> _EXCERPTED RECORDS_
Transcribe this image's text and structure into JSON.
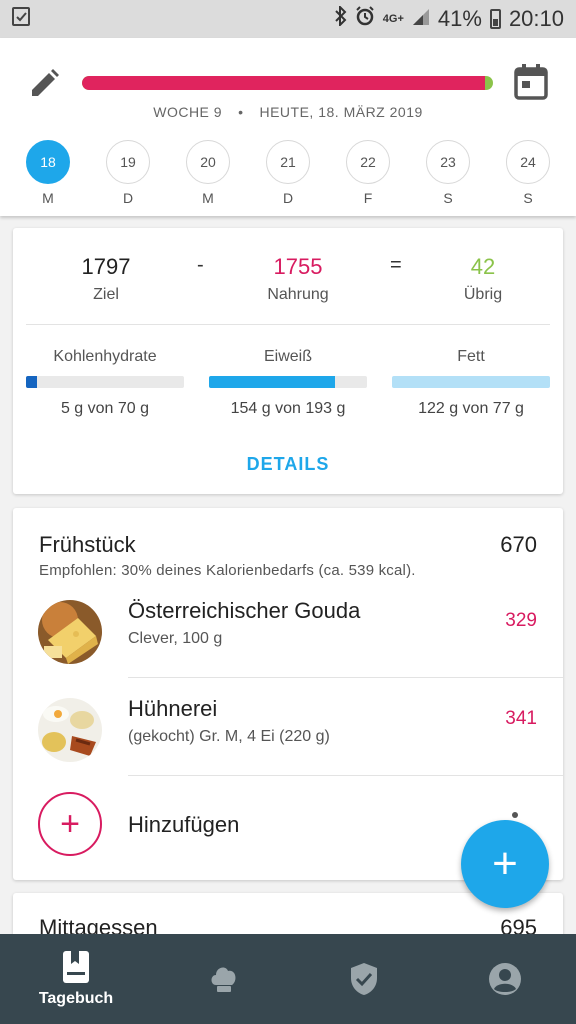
{
  "status_bar": {
    "network": "4G+",
    "battery": "41%",
    "time": "20:10"
  },
  "header": {
    "calorie_progress": 0.98,
    "week": "WOCHE 9",
    "separator": "•",
    "today": "HEUTE, 18. MÄRZ 2019",
    "days": [
      {
        "num": "18",
        "wd": "M",
        "active": true
      },
      {
        "num": "19",
        "wd": "D",
        "active": false
      },
      {
        "num": "20",
        "wd": "M",
        "active": false
      },
      {
        "num": "21",
        "wd": "D",
        "active": false
      },
      {
        "num": "22",
        "wd": "F",
        "active": false
      },
      {
        "num": "23",
        "wd": "S",
        "active": false
      },
      {
        "num": "24",
        "wd": "S",
        "active": false
      }
    ]
  },
  "summary": {
    "goal": {
      "value": "1797",
      "label": "Ziel"
    },
    "minus": "-",
    "food": {
      "value": "1755",
      "label": "Nahrung"
    },
    "equals": "=",
    "remaining": {
      "value": "42",
      "label": "Übrig"
    },
    "macros": [
      {
        "name": "Kohlenhydrate",
        "amount": "5 g von 70 g",
        "progress": 0.07,
        "color": "#1565c0"
      },
      {
        "name": "Eiweiß",
        "amount": "154 g von 193 g",
        "progress": 0.8,
        "color": "#1ea7ea"
      },
      {
        "name": "Fett",
        "amount": "122 g von 77 g",
        "progress": 1.0,
        "color": "#b3e0f7"
      }
    ],
    "details_label": "DETAILS"
  },
  "breakfast": {
    "title": "Frühstück",
    "kcal": "670",
    "hint": "Empfohlen: 30% deines Kalorienbedarfs (ca. 539 kcal).",
    "items": [
      {
        "name": "Österreichischer Gouda",
        "sub": "Clever, 100 g",
        "kcal": "329"
      },
      {
        "name": "Hühnerei",
        "sub": "(gekocht) Gr. M, 4 Ei (220 g)",
        "kcal": "341"
      }
    ],
    "add_label": "Hinzufügen",
    "add_symbol": "+"
  },
  "lunch": {
    "title": "Mittagessen",
    "kcal": "695"
  },
  "fab_symbol": "+",
  "nav": {
    "diary_label": "Tagebuch"
  },
  "colors": {
    "accent": "#1ea7ea",
    "calories": "#d81b60",
    "remaining": "#8bc34a",
    "nav_bg": "#37474f"
  }
}
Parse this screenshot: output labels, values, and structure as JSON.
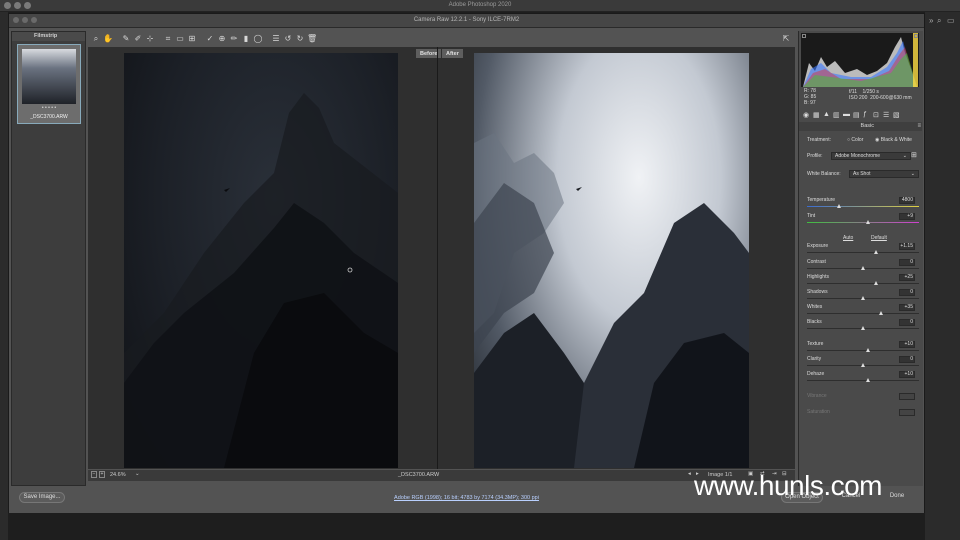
{
  "app": {
    "title": "Adobe Photoshop 2020",
    "dialog_title": "Camera Raw 12.2.1  -  Sony ILCE-7RM2"
  },
  "filmstrip": {
    "header": "Filmstrip",
    "thumb_stars": "• • • • •",
    "thumb_name": "_DSC3700.ARW"
  },
  "viewer": {
    "before_label": "Before",
    "after_label": "After"
  },
  "statusbar": {
    "zoom": "24.6%",
    "filename": "_DSC3700.ARW",
    "image_count": "Image 1/1"
  },
  "bottombar": {
    "save_label": "Save Image...",
    "workflow_link": "Adobe RGB (1998); 16 bit; 4783 by 7174 (34.3MP); 300 ppi",
    "open_label": "Open Object",
    "cancel_label": "Cancel",
    "done_label": "Done"
  },
  "watermark": "www.hunls.com",
  "info": {
    "r": "R:   78",
    "g": "G:   85",
    "b": "B:   97",
    "fstop": "f/11",
    "shutter": "1/250 s",
    "iso": "ISO 200",
    "lens": "200-600@630 mm"
  },
  "basic": {
    "title": "Basic",
    "treatment_label": "Treatment:",
    "treatment_color": "Color",
    "treatment_bw": "Black & White",
    "profile_label": "Profile:",
    "profile_value": "Adobe Monochrome",
    "wb_label": "White Balance:",
    "wb_value": "As Shot",
    "auto_label": "Auto",
    "default_label": "Default",
    "sliders": [
      {
        "label": "Temperature",
        "value": "4800",
        "pos": 0.28
      },
      {
        "label": "Tint",
        "value": "+9",
        "pos": 0.55
      },
      {
        "label": "Exposure",
        "value": "+1.15",
        "pos": 0.62
      },
      {
        "label": "Contrast",
        "value": "0",
        "pos": 0.5
      },
      {
        "label": "Highlights",
        "value": "+25",
        "pos": 0.62
      },
      {
        "label": "Shadows",
        "value": "0",
        "pos": 0.5
      },
      {
        "label": "Whites",
        "value": "+35",
        "pos": 0.67
      },
      {
        "label": "Blacks",
        "value": "0",
        "pos": 0.5
      },
      {
        "label": "Texture",
        "value": "+10",
        "pos": 0.55
      },
      {
        "label": "Clarity",
        "value": "0",
        "pos": 0.5
      },
      {
        "label": "Dehaze",
        "value": "+10",
        "pos": 0.55
      }
    ],
    "vibrance_label": "Vibrance",
    "saturation_label": "Saturation"
  },
  "colors": {
    "accent_link": "#b9d0ff",
    "temp_gradient_start": "#3a6bd0",
    "temp_gradient_end": "#e0d040",
    "tint_gradient_start": "#3fbf3f",
    "tint_gradient_end": "#d040d0"
  }
}
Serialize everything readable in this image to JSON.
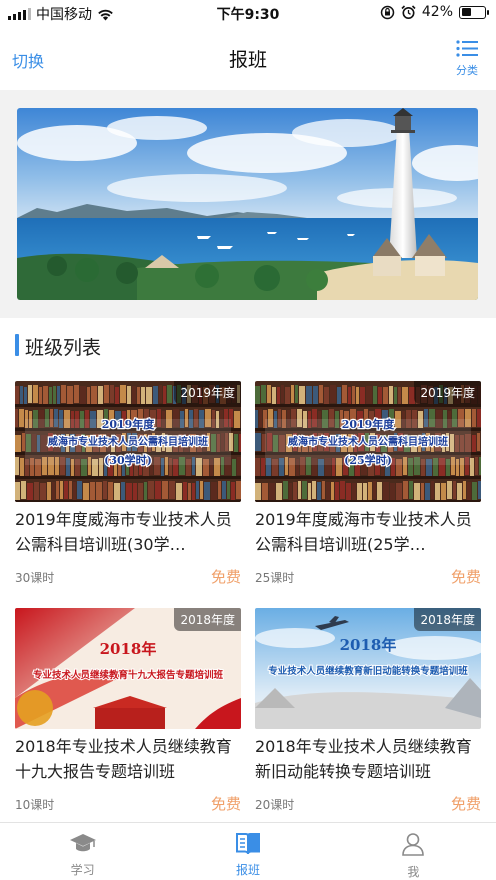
{
  "status_bar": {
    "carrier": "中国移动",
    "time": "下午9:30",
    "battery": "42%",
    "battery_level": 0.42
  },
  "nav": {
    "switch_label": "切换",
    "title": "报班",
    "category_label": "分类"
  },
  "section": {
    "title": "班级列表"
  },
  "courses": [
    {
      "year_badge": "2019年度",
      "thumb_year": "2019年度",
      "thumb_title": "威海市专业技术人员公需科目培训班",
      "thumb_hours": "(30学时)",
      "title": "2019年度威海市专业技术人员公需科目培训班(30学…",
      "hours": "30课时",
      "price": "免费"
    },
    {
      "year_badge": "2019年度",
      "thumb_year": "2019年度",
      "thumb_title": "威海市专业技术人员公需科目培训班",
      "thumb_hours": "(25学时)",
      "title": "2019年度威海市专业技术人员公需科目培训班(25学…",
      "hours": "25课时",
      "price": "免费"
    },
    {
      "year_badge": "2018年度",
      "thumb_year": "2018年",
      "thumb_title": "专业技术人员继续教育十九大报告专题培训班",
      "title": "2018年专业技术人员继续教育十九大报告专题培训班",
      "hours": "10课时",
      "price": "免费"
    },
    {
      "year_badge": "2018年度",
      "thumb_year": "2018年",
      "thumb_title": "专业技术人员继续教育新旧动能转换专题培训班",
      "title": "2018年专业技术人员继续教育新旧动能转换专题培训班",
      "hours": "20课时",
      "price": "免费"
    }
  ],
  "tabbar": {
    "items": [
      {
        "label": "学习",
        "icon": "graduation-cap-icon"
      },
      {
        "label": "报班",
        "icon": "book-icon",
        "active": true
      },
      {
        "label": "我",
        "icon": "person-icon"
      }
    ]
  },
  "colors": {
    "accent": "#3a8ee6",
    "price": "#f0a06a"
  }
}
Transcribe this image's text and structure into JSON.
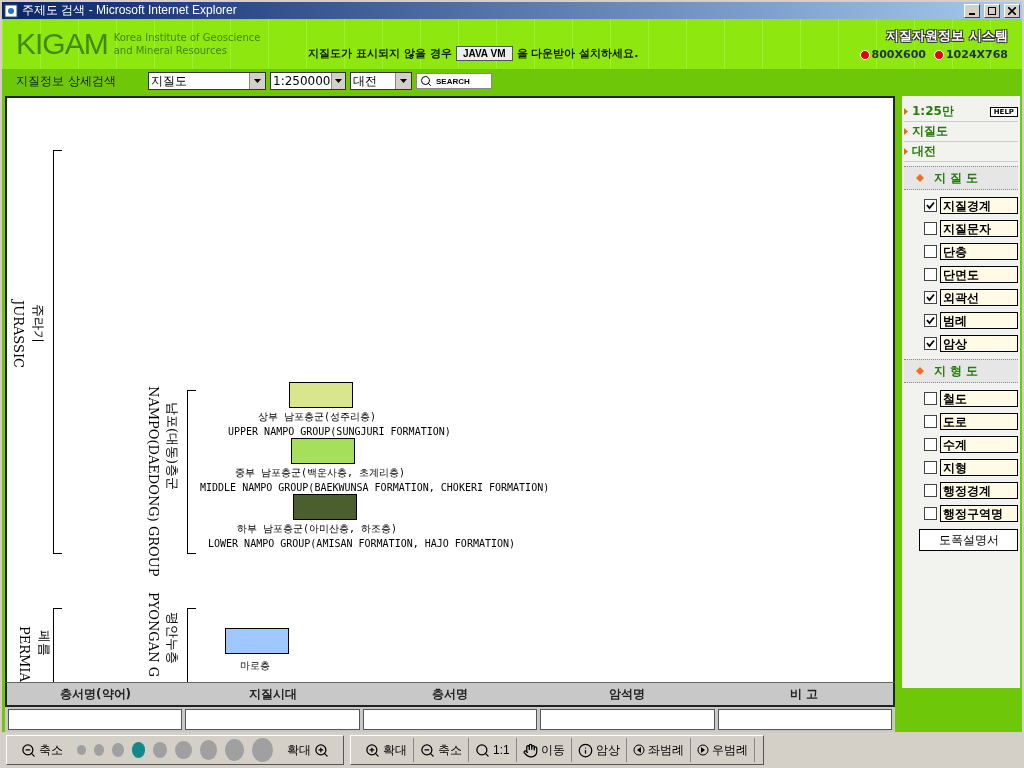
{
  "window": {
    "title": "주제도 검색 - Microsoft Internet Explorer"
  },
  "header": {
    "logo": "KIGAM",
    "org_lines": [
      "Korea Institute of Geoscience",
      "and Mineral Resources"
    ],
    "notice_before": "지질도가 표시되지 않을 경우",
    "notice_button": "JAVA VM",
    "notice_after": "을 다운받아 설치하세요.",
    "system_title": "지질자원정보 시스템",
    "resolutions": [
      "800X600",
      "1024X768"
    ]
  },
  "search": {
    "label": "지질정보 상세검색",
    "selects": [
      {
        "value": "지질도"
      },
      {
        "value": "1:250000"
      },
      {
        "value": "대전"
      }
    ],
    "button": "SEARCH"
  },
  "legend": {
    "periods": [
      {
        "name_ko": "쥬라기",
        "name_en": "JURASSIC",
        "groups": [
          {
            "name_ko": "남포(대동)층군",
            "name_en": "NAMPO(DAEDONG) GROUP",
            "units": [
              {
                "name_ko": "상부 남포층군(성주리층)",
                "name_en": "UPPER NAMPO GROUP(SUNGJURI FORMATION)",
                "color": "#d9e68c"
              },
              {
                "name_ko": "중부 남포층군(백운사층, 초계리층)",
                "name_en": "MIDDLE NAMPO GROUP(BAEKWUNSA FORMATION, CHOKERI FORMATION)",
                "color": "#a6e05a"
              },
              {
                "name_ko": "하부 남포층군(아미산층, 하조층)",
                "name_en": "LOWER NAMPO GROUP(AMISAN FORMATION, HAJO FORMATION)",
                "color": "#4a5e2e"
              }
            ]
          }
        ]
      },
      {
        "name_ko": "페름",
        "name_en": "PERMIA",
        "groups": [
          {
            "name_ko": "평안누층",
            "name_en": "PYONGAN G",
            "units": [
              {
                "name_ko": "마로층",
                "color": "#9ec8ff"
              }
            ]
          }
        ]
      }
    ]
  },
  "table": {
    "columns": [
      "층서명(약어)",
      "지질시대",
      "층서명",
      "암석명",
      "비 고"
    ]
  },
  "sidebar": {
    "nav": [
      {
        "label": "1:25만",
        "help": "HELP"
      },
      {
        "label": "지질도"
      },
      {
        "label": "대전"
      }
    ],
    "sections": [
      {
        "title": "지 질 도",
        "layers": [
          {
            "label": "지질경계",
            "checked": true
          },
          {
            "label": "지질문자",
            "checked": false
          },
          {
            "label": "단층",
            "checked": false
          },
          {
            "label": "단면도",
            "checked": false
          },
          {
            "label": "외곽선",
            "checked": true
          },
          {
            "label": "범례",
            "checked": true
          },
          {
            "label": "암상",
            "checked": true
          }
        ]
      },
      {
        "title": "지 형 도",
        "layers": [
          {
            "label": "철도",
            "checked": false
          },
          {
            "label": "도로",
            "checked": false
          },
          {
            "label": "수계",
            "checked": false
          },
          {
            "label": "지형",
            "checked": false
          },
          {
            "label": "행정경계",
            "checked": false
          },
          {
            "label": "행정구역명",
            "checked": false
          }
        ]
      }
    ],
    "button": "도폭설명서"
  },
  "toolbar": {
    "zoom_out": "축소",
    "zoom_in": "확대",
    "zoom_steps": [
      {
        "selected": false
      },
      {
        "selected": false
      },
      {
        "selected": false
      },
      {
        "selected": true
      },
      {
        "selected": false
      },
      {
        "selected": false
      },
      {
        "selected": false
      },
      {
        "selected": false
      },
      {
        "selected": false
      }
    ],
    "tools": [
      {
        "kind": "zoomin",
        "label": "확대"
      },
      {
        "kind": "zoomout",
        "label": "축소"
      },
      {
        "kind": "actual",
        "label": "1:1"
      },
      {
        "kind": "pan",
        "label": "이동"
      },
      {
        "kind": "info",
        "label": "암상"
      },
      {
        "kind": "left",
        "label": "좌범례"
      },
      {
        "kind": "right",
        "label": "우범례"
      }
    ]
  }
}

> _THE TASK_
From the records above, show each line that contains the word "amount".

> _ANSWER SECTION_
        "amount": "5 g von 70 g",
        "amount": "154 g von 193 g",
        "amount": "122 g von 77 g",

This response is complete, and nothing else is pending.